Directions
Each record in the material below must be written out again exactly.
----
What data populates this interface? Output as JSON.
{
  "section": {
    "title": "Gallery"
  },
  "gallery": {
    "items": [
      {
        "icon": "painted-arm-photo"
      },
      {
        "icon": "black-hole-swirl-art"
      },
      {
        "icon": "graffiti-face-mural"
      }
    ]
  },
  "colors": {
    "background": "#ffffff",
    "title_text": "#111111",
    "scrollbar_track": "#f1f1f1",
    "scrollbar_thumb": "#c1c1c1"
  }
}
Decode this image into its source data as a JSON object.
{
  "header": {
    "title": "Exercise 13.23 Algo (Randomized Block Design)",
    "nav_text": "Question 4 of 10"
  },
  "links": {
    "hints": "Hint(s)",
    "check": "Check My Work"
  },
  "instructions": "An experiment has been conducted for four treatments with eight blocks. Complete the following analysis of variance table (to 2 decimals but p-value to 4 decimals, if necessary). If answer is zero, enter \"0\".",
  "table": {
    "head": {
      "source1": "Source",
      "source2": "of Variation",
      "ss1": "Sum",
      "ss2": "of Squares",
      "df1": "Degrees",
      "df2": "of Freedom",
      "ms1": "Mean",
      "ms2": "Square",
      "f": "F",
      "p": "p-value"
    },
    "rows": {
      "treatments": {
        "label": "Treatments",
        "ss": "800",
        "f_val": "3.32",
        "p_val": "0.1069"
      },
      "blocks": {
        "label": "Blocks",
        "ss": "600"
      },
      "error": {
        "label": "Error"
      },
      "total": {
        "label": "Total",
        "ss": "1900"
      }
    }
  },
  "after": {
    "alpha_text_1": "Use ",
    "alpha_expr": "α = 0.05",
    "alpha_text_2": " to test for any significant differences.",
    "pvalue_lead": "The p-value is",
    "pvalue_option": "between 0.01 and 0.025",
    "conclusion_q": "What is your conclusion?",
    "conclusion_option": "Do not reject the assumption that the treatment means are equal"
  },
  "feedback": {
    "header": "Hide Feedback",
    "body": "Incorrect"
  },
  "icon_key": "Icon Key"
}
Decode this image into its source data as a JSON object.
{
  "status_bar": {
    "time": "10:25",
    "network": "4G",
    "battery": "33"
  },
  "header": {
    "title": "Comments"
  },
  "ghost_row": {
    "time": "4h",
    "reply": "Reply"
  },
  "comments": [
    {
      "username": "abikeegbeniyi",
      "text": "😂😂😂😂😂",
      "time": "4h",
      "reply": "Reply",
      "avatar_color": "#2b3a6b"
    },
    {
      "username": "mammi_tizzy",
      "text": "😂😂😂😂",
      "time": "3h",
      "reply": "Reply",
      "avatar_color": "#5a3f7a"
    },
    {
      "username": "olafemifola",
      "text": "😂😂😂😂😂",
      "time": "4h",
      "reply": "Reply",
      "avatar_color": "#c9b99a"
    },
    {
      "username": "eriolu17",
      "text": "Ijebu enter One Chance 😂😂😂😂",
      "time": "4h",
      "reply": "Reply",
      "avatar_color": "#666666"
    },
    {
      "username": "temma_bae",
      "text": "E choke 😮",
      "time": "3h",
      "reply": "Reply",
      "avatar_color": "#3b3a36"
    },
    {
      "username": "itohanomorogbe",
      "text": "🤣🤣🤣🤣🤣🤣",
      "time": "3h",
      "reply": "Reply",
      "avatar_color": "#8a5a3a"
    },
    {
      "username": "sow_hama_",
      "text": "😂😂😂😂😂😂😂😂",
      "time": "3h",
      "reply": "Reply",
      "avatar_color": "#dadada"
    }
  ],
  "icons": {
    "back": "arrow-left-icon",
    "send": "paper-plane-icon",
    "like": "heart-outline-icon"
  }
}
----
Exercise solution
What data populates this interface? Output as JSON.
{
  "section": {
    "title": "Gallery"
  },
  "gallery": {
    "items": [
      {
        "icon": "painted-arm-photo"
      },
      {
        "icon": "black-hole-swirl-art"
      },
      {
        "icon": "graffiti-face-mural"
      }
    ]
  },
  "colors": {
    "background": "#ffffff",
    "title_text": "#111111",
    "scrollbar_track": "#f1f1f1",
    "scrollbar_thumb": "#c1c1c1"
  }
}
Decode this image into its source data as a JSON object.
{
  "header": {
    "title": "Exercise 13.23 Algo (Randomized Block Design)",
    "nav_text": "Question 4 of 10"
  },
  "links": {
    "hints": "Hint(s)",
    "check": "Check My Work"
  },
  "instructions": "An experiment has been conducted for four treatments with eight blocks. Complete the following analysis of variance table (to 2 decimals but p-value to 4 decimals, if necessary). If answer is zero, enter \"0\".",
  "table": {
    "head": {
      "source1": "Source",
      "source2": "of Variation",
      "ss1": "Sum",
      "ss2": "of Squares",
      "df1": "Degrees",
      "df2": "of Freedom",
      "ms1": "Mean",
      "ms2": "Square",
      "f": "F",
      "p": "p-value"
    },
    "rows": {
      "treatments": {
        "label": "Treatments",
        "ss": "800",
        "f_val": "3.32",
        "p_val": "0.1069"
      },
      "blocks": {
        "label": "Blocks",
        "ss": "600"
      },
      "error": {
        "label": "Error"
      },
      "total": {
        "label": "Total",
        "ss": "1900"
      }
    }
  },
  "after": {
    "alpha_text_1": "Use ",
    "alpha_expr": "α = 0.05",
    "alpha_text_2": " to test for any significant differences.",
    "pvalue_lead": "The p-value is",
    "pvalue_option": "between 0.01 and 0.025",
    "conclusion_q": "What is your conclusion?",
    "conclusion_option": "Do not reject the assumption that the treatment means are equal"
  },
  "feedback": {
    "header": "Hide Feedback",
    "body": "Incorrect"
  },
  "icon_key": "Icon Key"
}
Decode this image into its source data as a JSON object.
{
  "status_bar": {
    "time": "10:25",
    "network": "4G",
    "battery": "33"
  },
  "header": {
    "title": "Comments"
  },
  "ghost_row": {
    "time": "4h",
    "reply": "Reply"
  },
  "comments": [
    {
      "username": "abikeegbeniyi",
      "text": "😂😂😂😂😂",
      "time": "4h",
      "reply": "Reply",
      "avatar_color": "#2b3a6b"
    },
    {
      "username": "mammi_tizzy",
      "text": "😂😂😂😂",
      "time": "3h",
      "reply": "Reply",
      "avatar_color": "#5a3f7a"
    },
    {
      "username": "olafemifola",
      "text": "😂😂😂😂😂",
      "time": "4h",
      "reply": "Reply",
      "avatar_color": "#c9b99a"
    },
    {
      "username": "eriolu17",
      "text": "Ijebu enter One Chance 😂😂😂😂",
      "time": "4h",
      "reply": "Reply",
      "avatar_color": "#666666"
    },
    {
      "username": "temma_bae",
      "text": "E choke 😮",
      "time": "3h",
      "reply": "Reply",
      "avatar_color": "#3b3a36"
    },
    {
      "username": "itohanomorogbe",
      "text": "🤣🤣🤣🤣🤣🤣",
      "time": "3h",
      "reply": "Reply",
      "avatar_color": "#8a5a3a"
    },
    {
      "username": "sow_hama_",
      "text": "😂😂😂😂😂😂😂😂",
      "time": "3h",
      "reply": "Reply",
      "avatar_color": "#dadada"
    }
  ],
  "icons": {
    "back": "arrow-left-icon",
    "send": "paper-plane-icon",
    "like": "heart-outline-icon"
  }
}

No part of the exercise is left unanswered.